From the data below, report how many lines contain the word "default", giving the number and nothing else.

|---|

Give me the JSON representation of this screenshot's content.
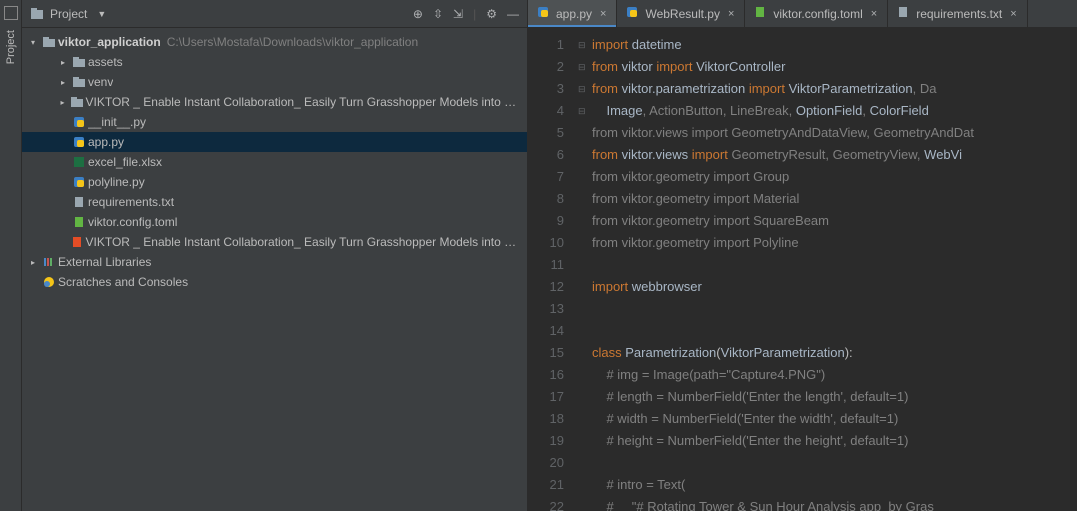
{
  "rail": {
    "project_label": "Project"
  },
  "project_header": {
    "title": "Project"
  },
  "tree": {
    "root": {
      "name": "viktor_application",
      "path": "C:\\Users\\Mostafa\\Downloads\\viktor_application"
    },
    "children": [
      {
        "type": "folder",
        "name": "assets",
        "indent": 2,
        "expandable": true
      },
      {
        "type": "folder",
        "name": "venv",
        "indent": 2,
        "expandable": true
      },
      {
        "type": "folder",
        "name": "VIKTOR _ Enable Instant Collaboration_ Easily Turn Grasshopper Models into Web App…",
        "indent": 2,
        "expandable": true
      },
      {
        "type": "py",
        "name": "__init__.py",
        "indent": 2
      },
      {
        "type": "py",
        "name": "app.py",
        "indent": 2,
        "selected": true
      },
      {
        "type": "xlsx",
        "name": "excel_file.xlsx",
        "indent": 2
      },
      {
        "type": "py",
        "name": "polyline.py",
        "indent": 2
      },
      {
        "type": "txt",
        "name": "requirements.txt",
        "indent": 2
      },
      {
        "type": "toml",
        "name": "viktor.config.toml",
        "indent": 2
      },
      {
        "type": "html",
        "name": "VIKTOR _ Enable Instant Collaboration_ Easily Turn Grasshopper Models into Web App…",
        "indent": 2
      },
      {
        "type": "lib",
        "name": "External Libraries",
        "indent": 0,
        "expandable": true
      },
      {
        "type": "scratch",
        "name": "Scratches and Consoles",
        "indent": 0
      }
    ]
  },
  "tabs": [
    {
      "name": "app.py",
      "icon": "py",
      "active": true
    },
    {
      "name": "WebResult.py",
      "icon": "py"
    },
    {
      "name": "viktor.config.toml",
      "icon": "toml"
    },
    {
      "name": "requirements.txt",
      "icon": "txt"
    }
  ],
  "code_lines": [
    {
      "n": 1,
      "fold": "-",
      "html": "<span class='kw'>import</span> <span class='id'>datetime</span>"
    },
    {
      "n": 2,
      "html": "<span class='kw'>from</span> <span class='id'>viktor</span> <span class='kw'>import</span> <span class='id'>ViktorController</span>"
    },
    {
      "n": 3,
      "html": "<span class='kw'>from</span> <span class='id'>viktor.parametrization</span> <span class='kw'>import</span> <span class='id'>ViktorParametrization</span><span class='cm'>, Da</span>"
    },
    {
      "n": 4,
      "html": "    <span class='id'>Image</span><span class='cm'>, ActionButton, LineBreak,</span> <span class='id'>OptionField</span><span class='cm'>,</span> <span class='id'>ColorField</span>"
    },
    {
      "n": 5,
      "html": "<span class='cm'>from viktor.views import GeometryAndDataView, GeometryAndDat</span>"
    },
    {
      "n": 6,
      "html": "<span class='kw'>from</span> <span class='id'>viktor.views</span> <span class='kw'>import</span> <span class='cm'>GeometryResult, GeometryView,</span> <span class='id'>WebVi</span>"
    },
    {
      "n": 7,
      "html": "<span class='cm'>from viktor.geometry import Group</span>"
    },
    {
      "n": 8,
      "html": "<span class='cm'>from viktor.geometry import Material</span>"
    },
    {
      "n": 9,
      "html": "<span class='cm'>from viktor.geometry import SquareBeam</span>"
    },
    {
      "n": 10,
      "html": "<span class='cm'>from viktor.geometry import Polyline</span>"
    },
    {
      "n": 11,
      "html": ""
    },
    {
      "n": 12,
      "fold": "-",
      "html": "<span class='kw'>import</span> <span class='id'>webbrowser</span>"
    },
    {
      "n": 13,
      "html": ""
    },
    {
      "n": 14,
      "html": ""
    },
    {
      "n": 15,
      "fold": "-",
      "html": "<span class='kw'>class</span> <span class='cls'>Parametrization</span>(<span class='id'>ViktorParametrization</span>):"
    },
    {
      "n": 16,
      "fold": "-",
      "html": "    <span class='cm'># img = Image(path=\"Capture4.PNG\")</span>"
    },
    {
      "n": 17,
      "html": "    <span class='cm'># length = NumberField('Enter the length', default=1)</span>"
    },
    {
      "n": 18,
      "html": "    <span class='cm'># width = NumberField('Enter the width', default=1)</span>"
    },
    {
      "n": 19,
      "html": "    <span class='cm'># height = NumberField('Enter the height', default=1)</span>"
    },
    {
      "n": 20,
      "html": ""
    },
    {
      "n": 21,
      "html": "    <span class='cm'># intro = Text(</span>"
    },
    {
      "n": 22,
      "html": "    <span class='cm'>#     \"# Rotating Tower & Sun Hour Analysis app  by Gras</span>"
    }
  ]
}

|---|

## ANSWER SECTION
3